My task today is to ride around my region and collect the many signs that I had planted in the weeds and hardscrabble around town. I often wonder what happens to signs that never get picked up. I am sure that I am not going to remember where all of my signs are. Do signs also have a special place in the afterlife if you don’t pick them up?

PARSS-Part 1

Strange that I have really never thought to explain my relationship with the Pennsylvania Association of Rural and Small Schools. It has been part of my life since 1984. It began innocently enough with a call from Peg Smith, the then Secretary of Education (or Commissioner, I am not sure what title she held then), to convene a group of rural educators to sit around and talk about how to improve rural education.
I was selected to be part of the group, which was eventually convened by Joe Bard and contained a bunch of really unusual people. I wish that I could remember them all, but I do know that Dawson Detwiler, Don Evans, Marty Monahan, Bill Grega and I were among them.

At the outset of the meetings, which were, at first, self-initiated, these rural school superintendents wanted nothing more than to air their grievances. Although, they did not speak about money from the state at first, they did understand that money from the state did not flow to them as it should. They became part of a group called the “80% Schools.” The subsidy that was due and owing to them as a result of a funding formula, was cut by 20%, because the state said that it did not have enough money.

If all schools are cut 20% and most poor districts get more money from the state in the first place, the cuts were much larger in poor school districts. The wealthy really did not suffer if 20% of their state funding was removed. They got fewer dollars percentage wise from the state. My 17 school districts lost $47 million dollars by the mid 1980’s as a result of this particular cut. Funny thing that almost thirty years later the same thing is happening.

As a result of the convened small group and the 80% schools, a feeling was dawning on some school superintendents that there needed to be some organization to speak for rural schools. The statewide organization, whether supes, or school boards, or business managers, were mostly controlled by suburban and wealthy schools. The genesis of PARSS was a brainchild of a man named Jack Lawrie, who had been superintendent in a reasonably affluent of Philly and had come to the Canton School District in Bradford County.

I had known Jack kind of inadvertently when he was at Quakertown. One of his board members was a member of our congregation in Allentown and we spent Sundays waiting for our children at Sunday school. Jack was always spoken of rather highly.

In 1984, Jack Lawrie and Dawson Detwiler of the 80% group and other Central and Western Pennsylvania school districts got the bright idea of consolidating their efforts and began PARSS. The first meetings were held in the Holiday Inn at Grantville and eventually made their way to the real center of the state at State College.

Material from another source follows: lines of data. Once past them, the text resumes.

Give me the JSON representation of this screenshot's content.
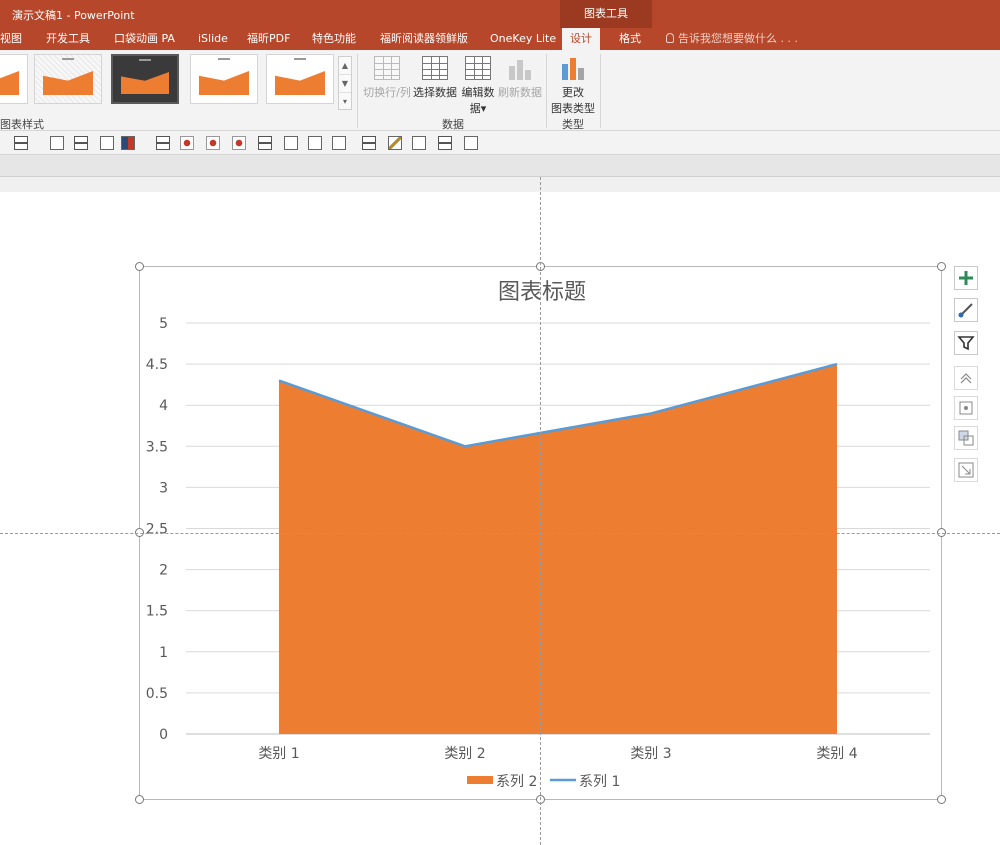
{
  "window": {
    "title": "演示文稿1 - PowerPoint",
    "context_tab_header": "图表工具"
  },
  "tabs": [
    {
      "label": "视图",
      "active": false
    },
    {
      "label": "开发工具",
      "active": false
    },
    {
      "label": "口袋动画 PA",
      "active": false
    },
    {
      "label": "iSlide",
      "active": false
    },
    {
      "label": "福昕PDF",
      "active": false
    },
    {
      "label": "特色功能",
      "active": false
    },
    {
      "label": "福昕阅读器领鲜版",
      "active": false
    },
    {
      "label": "OneKey Lite",
      "active": false
    },
    {
      "label": "设计",
      "active": true
    },
    {
      "label": "格式",
      "active": false
    }
  ],
  "tell_me": "告诉我您想要做什么 . . .",
  "ribbon": {
    "chart_styles_label": "图表样式",
    "data_group_label": "数据",
    "type_group_label": "类型",
    "buttons": {
      "switch_row_col": "切换行/列",
      "select_data": "选择数据",
      "edit_data_line1": "编辑数",
      "edit_data_line2": "据",
      "refresh_data": "刷新数据",
      "change_type_line1": "更改",
      "change_type_line2": "图表类型"
    }
  },
  "colors": {
    "accent": "#b7472a",
    "series2": "#ed7d31",
    "series1": "#5b9bd5"
  },
  "chart_data": {
    "type": "area",
    "title": "图表标题",
    "categories": [
      "类别 1",
      "类别 2",
      "类别 3",
      "类别 4"
    ],
    "series": [
      {
        "name": "系列 2",
        "type": "area",
        "values": [
          4.3,
          3.5,
          3.9,
          4.5
        ]
      },
      {
        "name": "系列 1",
        "type": "line",
        "values": [
          4.3,
          3.5,
          3.9,
          4.5
        ]
      }
    ],
    "yticks": [
      "0",
      "0.5",
      "1",
      "1.5",
      "2",
      "2.5",
      "3",
      "3.5",
      "4",
      "4.5",
      "5"
    ],
    "ylim": [
      0,
      5
    ],
    "grid": true,
    "legend": "bottom"
  }
}
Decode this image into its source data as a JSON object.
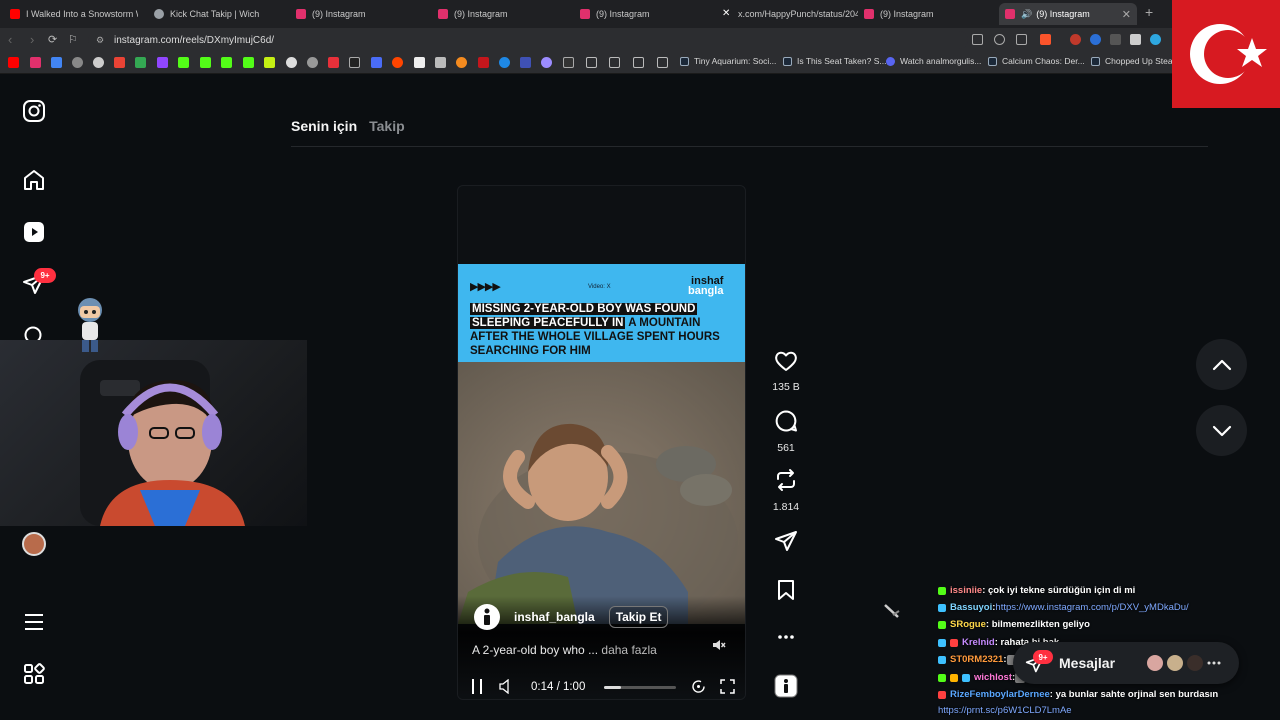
{
  "browser": {
    "tabs": [
      {
        "label": "I Walked Into a Snowstorm Wi",
        "favicon_color": "#ff0000"
      },
      {
        "label": "Kick Chat Takip | Wich",
        "favicon_color": "#9aa0a6"
      },
      {
        "label": "(9) Instagram",
        "favicon_color": "#e1306c"
      },
      {
        "label": "(9) Instagram",
        "favicon_color": "#e1306c"
      },
      {
        "label": "(9) Instagram",
        "favicon_color": "#e1306c"
      },
      {
        "label": "x.com/HappyPunch/status/204",
        "favicon_color": "#ffffff"
      },
      {
        "label": "(9) Instagram",
        "favicon_color": "#e1306c"
      },
      {
        "label": "(9) Instagram",
        "favicon_color": "#e1306c",
        "active": true
      }
    ],
    "url": "instagram.com/reels/DXmyImujC6d/",
    "bookmarks": [
      {
        "label": "Tiny Aquarium: Soci..."
      },
      {
        "label": "Is This Seat Taken? S..."
      },
      {
        "label": "Watch analmorgulis..."
      },
      {
        "label": "Calcium Chaos: Der..."
      },
      {
        "label": "Chopped Up Steam"
      }
    ]
  },
  "sidebar": {
    "notification_badge": "9+"
  },
  "feed": {
    "tab_for_you": "Senin için",
    "tab_following": "Takip"
  },
  "reel": {
    "video_label": "Video: X",
    "brand_line1": "inshaf",
    "brand_line2": "bangla",
    "headline1": "MISSING 2-YEAR-OLD BOY WAS FOUND",
    "headline2a": "SLEEPING PEACEFULLY IN",
    "headline2b": " A MOUNTAIN",
    "headline3": "AFTER THE WHOLE VILLAGE SPENT HOURS",
    "headline4": "SEARCHING FOR HIM",
    "author": "inshaf_bangla",
    "follow_label": "Takip Et",
    "caption": "A 2-year-old boy who ...",
    "caption_more": " daha fazla",
    "timecode": "0:14 / 1:00",
    "progress_fraction": 0.23
  },
  "actions": {
    "likes": "135 B",
    "comments": "561",
    "reposts": "1.814"
  },
  "chat": [
    {
      "user": "issiniie",
      "msg": " : çok iyi tekne sürdüğün için di mi",
      "user_color": "#ff8a8a",
      "badge_color": "#53fc18"
    },
    {
      "user": "Bassuyoi",
      "msg": " : ",
      "link": "https://www.instagram.com/p/DXV_yMDkaDu/",
      "user_color": "#7fd4ff",
      "badge_color": "#3ec1ff"
    },
    {
      "user": "SRogue",
      "msg": " : bilmemezlikten geliyo",
      "user_color": "#ffd84a",
      "badge_color": "#53fc18"
    },
    {
      "user": "Krelnid",
      "msg": " : rahata bi bak",
      "user_color": "#c58bff",
      "badge_color": "#ff4040"
    },
    {
      "user": "ST0RM2321",
      "msg": " : ",
      "user_color": "#ff9a3c",
      "badge_color": "#3ec1ff"
    },
    {
      "user": "wichlost",
      "msg": " : ",
      "user_color": "#ff7ad9",
      "badge_color": "#53fc18"
    },
    {
      "user": "RizeFemboylarDernee",
      "msg": " : ya bunlar sahte orjinal sen burdasın",
      "user_color": "#5aa8ff",
      "badge_color": "#ff4040"
    },
    {
      "user": "",
      "msg": "",
      "link": "https://prnt.sc/p6W1CLD7LmAe",
      "user_color": "#ffffff",
      "badge_color": ""
    }
  ],
  "messages": {
    "label": "Mesajlar",
    "badge": "9+"
  }
}
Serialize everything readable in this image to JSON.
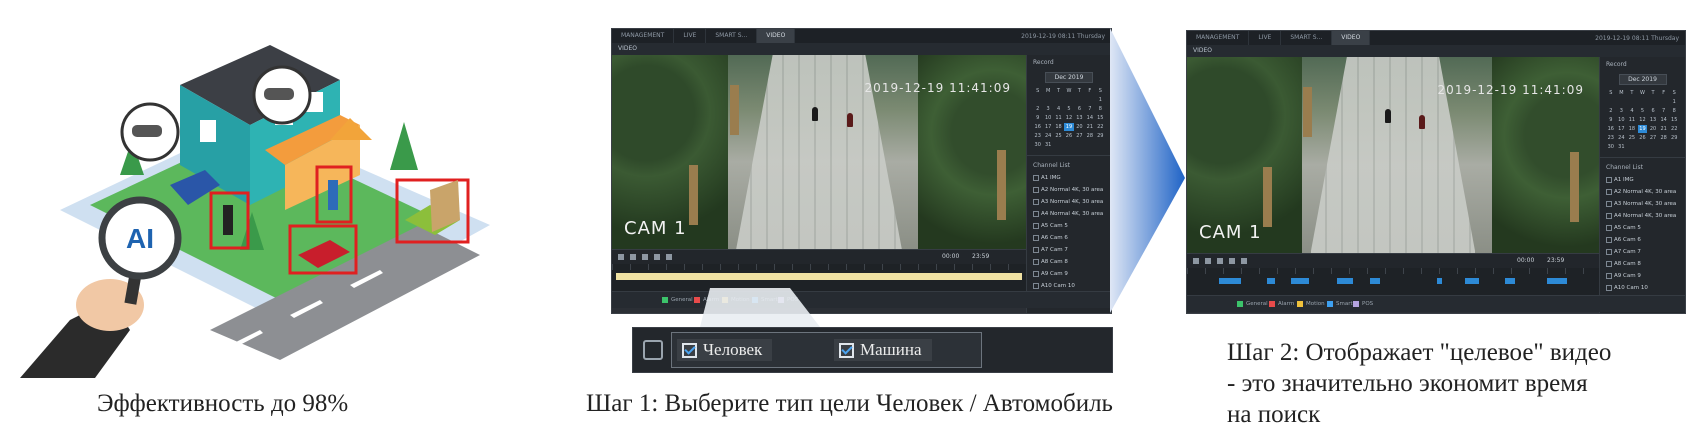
{
  "captions": {
    "left": "Эффективность до 98%",
    "middle": "Шаг 1: Выберите тип цели Человек / Автомобиль",
    "right_line1": "Шаг 2: Отображает \"целевое\" видео",
    "right_line2": "- это значительно экономит время",
    "right_line3": "на поиск"
  },
  "illustration": {
    "magnifier_label": "AI"
  },
  "player": {
    "tabs": [
      "MANAGEMENT",
      "LIVE",
      "SMART S...",
      "VIDEO"
    ],
    "window_title": "VIDEO",
    "clock": "2019-12-19 08:11 Thursday",
    "camera_label": "CAM 1",
    "osd_timestamp": "2019-12-19 11:41:09",
    "side_title": "Record",
    "date_selector": "Dec 2019",
    "weekdays": [
      "S",
      "M",
      "T",
      "W",
      "T",
      "F",
      "S"
    ],
    "calendar_days": [
      "",
      "",
      "",
      "",
      "",
      "",
      "1",
      "2",
      "3",
      "4",
      "5",
      "6",
      "7",
      "8",
      "9",
      "10",
      "11",
      "12",
      "13",
      "14",
      "15",
      "16",
      "17",
      "18",
      "19",
      "20",
      "21",
      "22",
      "23",
      "24",
      "25",
      "26",
      "27",
      "28",
      "29",
      "30",
      "31",
      "",
      "",
      ""
    ],
    "selected_day": "19",
    "channel_header": "Channel List",
    "channels": [
      "A1 IMG",
      "A2 Normal 4K, 30 area",
      "A3 Normal 4K, 30 area",
      "A4 Normal 4K, 30 area",
      "A5 Cam 5",
      "A6 Cam 6",
      "A7 Cam 7",
      "A8 Cam 8",
      "A9 Cam 9",
      "A10 Cam 10"
    ],
    "time_from": "00:00",
    "time_to": "23:59",
    "legend": [
      "General",
      "Alarm",
      "Motion",
      "Smart",
      "POS"
    ],
    "colors": {
      "general": "#3cc36b",
      "alarm": "#e84b4b",
      "motion": "#f0c23c",
      "smart": "#3ea0f0",
      "pos": "#b5a4e0"
    }
  },
  "filter": {
    "options": [
      {
        "label": "Человек",
        "checked": true
      },
      {
        "label": "Машина",
        "checked": true
      }
    ]
  }
}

I was part of those meetings and was always being chastised by the very conservative supes for using colorful language. I was not only being chastened by the old guard, but also from some of my contemporary I.U. directors for not acting in a presidential manner when I became President of the I.U.s. I always enjoyed the act of being the recipient of these criticisms. It allowed me to understand how to move forward with the master plan- to sue the state for the inequity in the funding system.

PARSS grew rapidly in the 1980’s and allowed me to see education from so many different angles. There were larger rural districts, like Warren County with 8,000 kids k-12 and teenie tiny school districts like Austin in Potter County with 250 students k-12. There were school districts close to the size of Rhode Island, like the Keystone School District ( all of Clinton Count) of 900 square miles and Columbia Borough of one square mile.

The easiest thing for our opponents to do was to get us caught up in telling them what the world “rural” meant and what was a rural school. Our answers finally cut them short when we told them that if you feel rural, you are.